Well, something had to be decent in 2020...
Always hard to whittle these books down to even thirteen. Must give honorable mention points to all three Longmire mystery books (Another Man's Moccasins, The Dark Horse, Kindness Goes Unpunished) I devoured this year, plus my first read ever of Robert Heinlein's Tunnel in the Sky, with its POC protagonist who has been whitewashed on book covers for years, and to Linda Newbury, who managed to give me a decent sequel to Peyton's Flambards books.
The Mutual Admiration Society, Mo Moulton (ARC, Dorothy Sayers and her friends at Oxford and beyond)
The Olive Farm, Carol Drinkwater (book sale find, actor Drinkwater's memoir of the crumbling farm she and her partner bought in France)
The Letters of Dorothy L. Sayers, 1937-1943, From Novelist to Playwright (Volume 2), edited by Barbara Reynolds (book sale find, self-explanatory)
The Moor, William Atkins (nonfiction look at the various moors of England; they're not all the same)
The Narnian, Alan Jacobs (book sale find, story of C.S. Lewis as told by his writings)
America's Women: 400 Years of Dolls, Drudges, Helpmates, and Heroines, Gail Collins (book sale find, overview of the women who did not make it into the history books)
The Splendid and the Vile, Erik Larson (his newest about the Churchills during World War II)
The Annotated Black Beauty, Anna Sewell, introductions/annotations by Ellen B. Wells and Anne Grimshaw (a book find from a friend thinning out her library, expands knowledge of the novel and the treatment of Victorian animals)
Bryant & May: The Lonely Hour, Christopher Fowler (newest in Fowler's series; two elderly detectives look for a motive in unconnected murders)

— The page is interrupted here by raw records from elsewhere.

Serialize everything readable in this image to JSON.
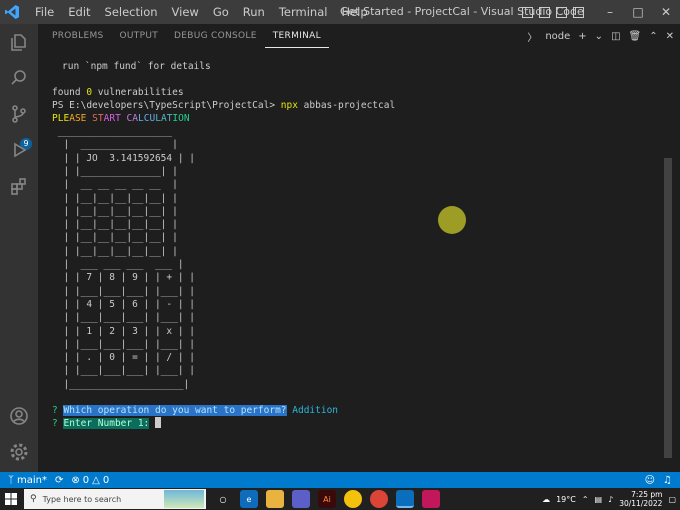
{
  "titlebar": {
    "menus": [
      "File",
      "Edit",
      "Selection",
      "View",
      "Go",
      "Run",
      "Terminal",
      "Help"
    ],
    "title": "Get Started - ProjectCal - Visual Studio Code"
  },
  "activity": {
    "scm_badge": "9"
  },
  "panel": {
    "tabs": [
      "PROBLEMS",
      "OUTPUT",
      "DEBUG CONSOLE",
      "TERMINAL"
    ],
    "shell": "node"
  },
  "terminal": {
    "line1": "run `npm fund` for details",
    "found_prefix": "found ",
    "found_zero": "0",
    "found_suffix": " vulnerabilities",
    "prompt": "PS E:\\developers\\TypeScript\\ProjectCal> ",
    "cmd_npx": "npx",
    "cmd_arg": " abbas-projectcal",
    "banner": "PLEASE START CALCULATION",
    "calc": [
      " ____________________",
      "  |  ______________  |",
      "  | | JO  3.141592654 | |",
      "  | |______________| |",
      "  |  __ __ __ __ __  |",
      "  | |__|__|__|__|__| |",
      "  | |__|__|__|__|__| |",
      "  | |__|__|__|__|__| |",
      "  | |__|__|__|__|__| |",
      "  | |__|__|__|__|__| |",
      "  |  ___ ___ ___  ___ |",
      "  | | 7 | 8 | 9 | | + | |",
      "  | |___|___|___| |___| |",
      "  | | 4 | 5 | 6 | | - | |",
      "  | |___|___|___| |___| |",
      "  | | 1 | 2 | 3 | | x | |",
      "  | |___|___|___| |___| |",
      "  | | . | 0 | = | | / | |",
      "  | |___|___|___| |___| |",
      "  |____________________|"
    ],
    "q1_mark": "?",
    "q1_text": "Which operation do you want to perform?",
    "q1_answer": " Addition",
    "q2_mark": "?",
    "q2_text": "Enter Number 1:"
  },
  "statusbar": {
    "branch": "main*",
    "errors": "0",
    "warnings": "0"
  },
  "taskbar": {
    "search_placeholder": "Type here to search",
    "temperature": "19°C",
    "time": "7:25 pm",
    "date": "30/11/2022"
  },
  "colors": {
    "accent": "#007acc",
    "titlebar": "#3c3c3c",
    "terminal_bg": "#1e1e1e",
    "yellow": "#e5e510",
    "selection": "#2a73c7"
  }
}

A Furious Sky, Eric Jay Dolin (ARC, history of hurricanes in the "new world")
Something Wonderful: Rodgers and Hammerstein's Broadway Revolution, Todd S. Purdum (the team that was ahead of its time even thought they're thought by some to be "treacly" today)

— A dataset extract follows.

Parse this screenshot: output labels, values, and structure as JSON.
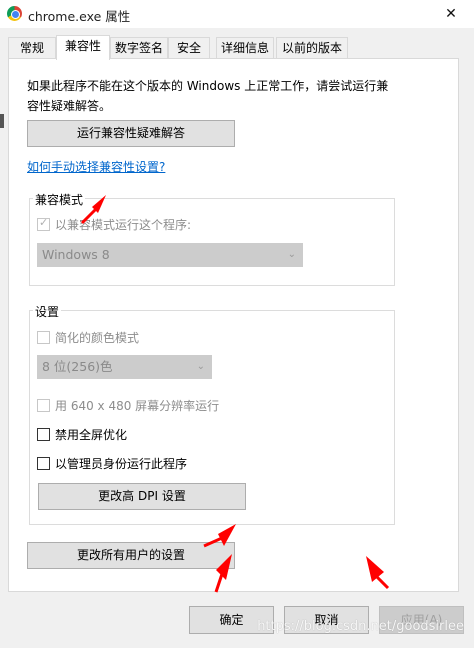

This Old Man, Roger Angell (book sale find, essays about life, sports, and everything in between by "New Yorker" editor and stepson of E.B. White)

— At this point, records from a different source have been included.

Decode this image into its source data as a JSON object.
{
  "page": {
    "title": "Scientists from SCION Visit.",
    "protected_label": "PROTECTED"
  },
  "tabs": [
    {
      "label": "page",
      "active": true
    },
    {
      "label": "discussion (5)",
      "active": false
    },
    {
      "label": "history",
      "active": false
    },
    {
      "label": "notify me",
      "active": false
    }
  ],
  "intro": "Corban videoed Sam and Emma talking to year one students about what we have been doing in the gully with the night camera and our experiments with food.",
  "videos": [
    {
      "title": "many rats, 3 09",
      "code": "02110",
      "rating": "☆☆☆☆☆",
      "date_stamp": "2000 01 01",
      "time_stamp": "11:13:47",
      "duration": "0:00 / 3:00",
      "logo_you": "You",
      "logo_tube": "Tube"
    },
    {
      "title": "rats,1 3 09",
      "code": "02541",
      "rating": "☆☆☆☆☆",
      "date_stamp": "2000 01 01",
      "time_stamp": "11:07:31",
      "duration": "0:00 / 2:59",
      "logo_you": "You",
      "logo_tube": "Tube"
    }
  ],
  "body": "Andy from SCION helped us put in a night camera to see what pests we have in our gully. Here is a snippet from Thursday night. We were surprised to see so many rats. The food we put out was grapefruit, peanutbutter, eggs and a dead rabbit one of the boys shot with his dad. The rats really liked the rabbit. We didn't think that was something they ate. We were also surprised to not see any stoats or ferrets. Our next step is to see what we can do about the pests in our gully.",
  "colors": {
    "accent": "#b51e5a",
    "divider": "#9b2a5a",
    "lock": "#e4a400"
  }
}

Olive Bright, Pigeoneer, Stephanie Graves (ARC, wartime mystery along similar lines as Poppy Redfern and the Midnight Murders, but, IMHO, better)